§ **Prompt**
Print the listing below exactly, minus its pictures.

§ **Source material**
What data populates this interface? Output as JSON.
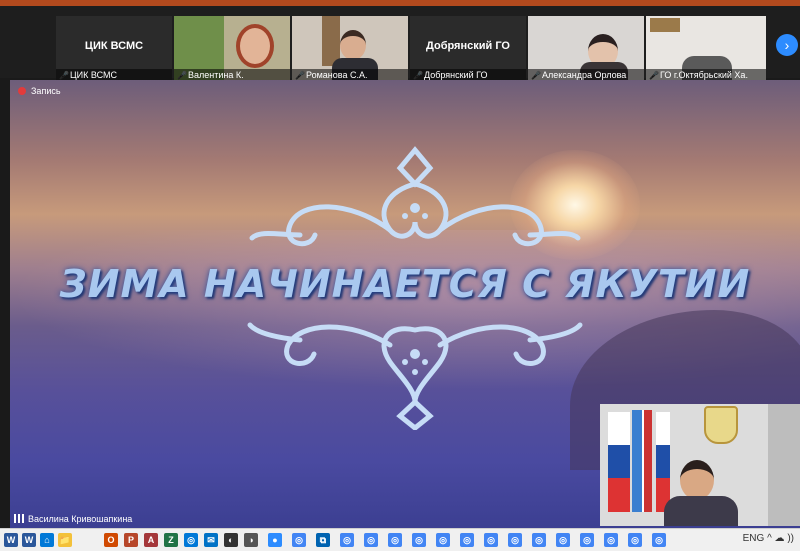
{
  "participants": [
    {
      "big": "ЦИК ВСМС",
      "label": "ЦИК ВСМС",
      "video": false
    },
    {
      "big": "",
      "label": "Валентина К.",
      "video": true
    },
    {
      "big": "",
      "label": "Романова С.А.",
      "video": true
    },
    {
      "big": "Добрянский ГО",
      "label": "Добрянский ГО",
      "video": false
    },
    {
      "big": "",
      "label": "Александра Орлова",
      "video": true
    },
    {
      "big": "",
      "label": "ГО г.Октябрьский Ха.",
      "video": true
    }
  ],
  "recording_label": "Запись",
  "stage": {
    "title": "ЗИМА НАЧИНАЕТСЯ С ЯКУТИИ",
    "speaker": "Василина Кривошапкина"
  },
  "icons": {
    "mic_muted": "mic-muted-icon",
    "next": "chevron-right-icon"
  },
  "taskbar": {
    "apps": [
      "W",
      "W",
      "⌂",
      "📁",
      "O",
      "P",
      "A",
      "Z",
      "◎",
      "✉",
      "◐",
      "◑",
      "●",
      "◎",
      "⧉",
      "◎",
      "◎",
      "◎",
      "◎",
      "◎",
      "◎",
      "◎",
      "◎",
      "◎",
      "◎",
      "◎",
      "◎",
      "◎",
      "◎"
    ],
    "tray": "ENG  ^  ☁  ))"
  }
}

§ **Output for this exercise**
What data populates this interface? Output as JSON.
{
  "participants": [
    {
      "big": "ЦИК ВСМС",
      "label": "ЦИК ВСМС",
      "video": false
    },
    {
      "big": "",
      "label": "Валентина К.",
      "video": true
    },
    {
      "big": "",
      "label": "Романова С.А.",
      "video": true
    },
    {
      "big": "Добрянский ГО",
      "label": "Добрянский ГО",
      "video": false
    },
    {
      "big": "",
      "label": "Александра Орлова",
      "video": true
    },
    {
      "big": "",
      "label": "ГО г.Октябрьский Ха.",
      "video": true
    }
  ],
  "recording_label": "Запись",
  "stage": {
    "title": "ЗИМА НАЧИНАЕТСЯ С ЯКУТИИ",
    "speaker": "Василина Кривошапкина"
  },
  "icons": {
    "mic_muted": "mic-muted-icon",
    "next": "chevron-right-icon"
  },
  "taskbar": {
    "apps": [
      "W",
      "W",
      "⌂",
      "📁",
      "O",
      "P",
      "A",
      "Z",
      "◎",
      "✉",
      "◐",
      "◑",
      "●",
      "◎",
      "⧉",
      "◎",
      "◎",
      "◎",
      "◎",
      "◎",
      "◎",
      "◎",
      "◎",
      "◎",
      "◎",
      "◎",
      "◎",
      "◎",
      "◎"
    ],
    "tray": "ENG  ^  ☁  ))"
  }
}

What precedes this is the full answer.